Required work: How many lines of the data include the string "name"? State that number alone.

Material for this exercise:
* * *

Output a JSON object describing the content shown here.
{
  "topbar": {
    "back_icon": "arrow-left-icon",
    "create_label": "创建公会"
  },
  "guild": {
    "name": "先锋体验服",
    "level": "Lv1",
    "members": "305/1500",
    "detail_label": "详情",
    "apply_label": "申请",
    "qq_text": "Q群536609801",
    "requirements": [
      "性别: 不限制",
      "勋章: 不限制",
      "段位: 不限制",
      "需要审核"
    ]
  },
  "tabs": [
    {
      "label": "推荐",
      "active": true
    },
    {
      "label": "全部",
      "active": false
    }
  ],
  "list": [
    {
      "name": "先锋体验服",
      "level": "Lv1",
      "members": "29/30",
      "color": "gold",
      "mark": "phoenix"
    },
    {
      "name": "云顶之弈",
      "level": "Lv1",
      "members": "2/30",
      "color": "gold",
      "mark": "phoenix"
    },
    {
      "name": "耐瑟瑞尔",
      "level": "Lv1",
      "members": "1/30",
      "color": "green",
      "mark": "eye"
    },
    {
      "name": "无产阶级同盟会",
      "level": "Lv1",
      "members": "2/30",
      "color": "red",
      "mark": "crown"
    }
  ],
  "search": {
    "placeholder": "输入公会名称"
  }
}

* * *

Exercise answer: 5